If you’re faced with either situation, you should consult a lawyer. A leading child support attorney, Carlsbad based Fischer & Van Thiel, recommends that you should seek assistance at the earliest opportunity, as delays can be costly, and may harm the favorability of the outcome for you. A qualified lawyer will know what steps need to be taken and will be able to advise you on the full legal situation that you find yourself in.
Calculating the correct amount of Child Support payments is a complicated process. It takes into account how much income is earned by both the custodial and non-custodial parent (including situations where neither parent officially has custody, or where a third party has custody), who is the “primary care-giver”, whether there are any pre-existing child support orders with which either parent has to comply, and various other miscellaneous factors that need to be taken into consideration.
It makes a difference which parent earns the most income, which parent has custody, and how much time the non-custodial parent spends with the child, including whether that is on a regular basis or not.
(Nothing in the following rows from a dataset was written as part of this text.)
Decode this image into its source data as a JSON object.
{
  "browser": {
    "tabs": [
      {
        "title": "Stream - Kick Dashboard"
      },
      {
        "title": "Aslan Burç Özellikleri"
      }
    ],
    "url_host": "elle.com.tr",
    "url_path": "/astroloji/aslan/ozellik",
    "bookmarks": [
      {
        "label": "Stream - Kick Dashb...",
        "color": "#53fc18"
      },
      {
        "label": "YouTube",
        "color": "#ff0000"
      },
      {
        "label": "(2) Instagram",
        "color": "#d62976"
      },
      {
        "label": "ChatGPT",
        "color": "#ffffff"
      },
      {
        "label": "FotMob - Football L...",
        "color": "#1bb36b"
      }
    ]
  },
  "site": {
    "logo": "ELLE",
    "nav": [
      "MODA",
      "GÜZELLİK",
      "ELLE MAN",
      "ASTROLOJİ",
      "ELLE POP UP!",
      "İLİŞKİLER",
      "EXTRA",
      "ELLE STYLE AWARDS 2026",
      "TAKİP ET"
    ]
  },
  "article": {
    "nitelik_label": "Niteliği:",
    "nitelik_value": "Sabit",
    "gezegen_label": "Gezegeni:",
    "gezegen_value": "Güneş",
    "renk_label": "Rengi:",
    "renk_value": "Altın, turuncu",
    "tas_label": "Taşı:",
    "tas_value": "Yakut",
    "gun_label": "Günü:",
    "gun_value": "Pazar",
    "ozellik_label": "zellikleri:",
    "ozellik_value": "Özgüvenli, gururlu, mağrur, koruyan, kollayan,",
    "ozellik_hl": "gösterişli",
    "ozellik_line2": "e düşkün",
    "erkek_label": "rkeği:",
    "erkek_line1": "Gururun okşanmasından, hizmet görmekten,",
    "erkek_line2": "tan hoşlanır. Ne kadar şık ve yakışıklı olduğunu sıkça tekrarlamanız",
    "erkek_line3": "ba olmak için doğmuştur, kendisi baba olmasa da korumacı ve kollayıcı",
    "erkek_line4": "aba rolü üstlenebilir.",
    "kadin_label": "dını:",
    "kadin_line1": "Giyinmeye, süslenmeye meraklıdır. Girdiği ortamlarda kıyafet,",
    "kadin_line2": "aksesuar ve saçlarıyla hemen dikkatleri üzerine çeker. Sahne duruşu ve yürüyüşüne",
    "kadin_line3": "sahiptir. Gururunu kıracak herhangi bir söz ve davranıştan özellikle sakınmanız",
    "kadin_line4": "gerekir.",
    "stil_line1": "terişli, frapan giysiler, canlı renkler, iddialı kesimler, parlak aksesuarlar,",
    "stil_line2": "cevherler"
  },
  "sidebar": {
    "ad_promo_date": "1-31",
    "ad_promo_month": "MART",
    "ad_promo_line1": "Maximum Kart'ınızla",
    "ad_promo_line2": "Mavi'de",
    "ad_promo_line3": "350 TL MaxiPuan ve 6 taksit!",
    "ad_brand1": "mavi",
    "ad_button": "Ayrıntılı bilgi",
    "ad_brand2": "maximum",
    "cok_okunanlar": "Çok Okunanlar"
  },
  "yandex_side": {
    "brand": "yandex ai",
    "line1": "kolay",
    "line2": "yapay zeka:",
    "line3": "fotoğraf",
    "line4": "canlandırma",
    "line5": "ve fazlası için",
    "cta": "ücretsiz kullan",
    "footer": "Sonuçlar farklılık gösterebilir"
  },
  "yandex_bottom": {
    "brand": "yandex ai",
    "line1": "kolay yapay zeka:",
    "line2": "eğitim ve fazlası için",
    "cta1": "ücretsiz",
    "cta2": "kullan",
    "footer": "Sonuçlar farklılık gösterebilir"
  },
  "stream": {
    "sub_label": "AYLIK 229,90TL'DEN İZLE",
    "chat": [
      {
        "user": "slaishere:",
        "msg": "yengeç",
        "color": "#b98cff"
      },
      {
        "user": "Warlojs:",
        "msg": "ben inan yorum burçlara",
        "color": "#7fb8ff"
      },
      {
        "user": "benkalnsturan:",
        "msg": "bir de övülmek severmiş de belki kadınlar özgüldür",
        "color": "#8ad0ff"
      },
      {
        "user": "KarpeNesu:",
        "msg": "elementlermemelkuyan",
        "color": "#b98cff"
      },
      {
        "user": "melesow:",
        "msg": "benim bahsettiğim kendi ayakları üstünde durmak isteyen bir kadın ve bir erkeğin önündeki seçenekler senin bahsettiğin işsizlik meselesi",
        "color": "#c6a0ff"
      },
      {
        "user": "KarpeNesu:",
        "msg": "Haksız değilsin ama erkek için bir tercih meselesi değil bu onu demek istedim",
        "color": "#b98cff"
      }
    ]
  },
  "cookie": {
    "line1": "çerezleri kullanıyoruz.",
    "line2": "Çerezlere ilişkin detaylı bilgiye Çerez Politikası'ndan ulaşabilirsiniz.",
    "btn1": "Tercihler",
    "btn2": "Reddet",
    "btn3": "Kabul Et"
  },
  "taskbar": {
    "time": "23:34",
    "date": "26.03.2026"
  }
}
These factors can cause dramatic variations in the amount of support that would be awarded.
It also can make a difference if the parent is considered to be a “bioligical parent” or not. In the legal definition, a biological parent is one who contributed to the DNA of the child. The amount of difference this makes is not always as much as you may think. In such cases where a non-biological parent is assessed for child support, the situation becomes very complicated indeed.
One very important factor that will make a big difference to the assessment is the length of the relationship that exists between the biological parent and the non-biological parent. Then there is the matter of how and when the child was conceived.
For example, if the relationship between the biological and non-biological parents only came into existence after conception, and where the non-biological parent knew both that a child existed (or was going to exist) and that they were not the biological parent of the child, it would be a fact that the person willingly took on the role of a parent of a child they knew was not their biological offspring.
On the other hand, in the conception occurred after a relationship existed, and it was not known to the non-biological parent at that point that they were not a biological parent, this would make the matter very different. So with all these complications, it is easy to see why having a lawyer to help you understand your rights and to help you fight for them is so important.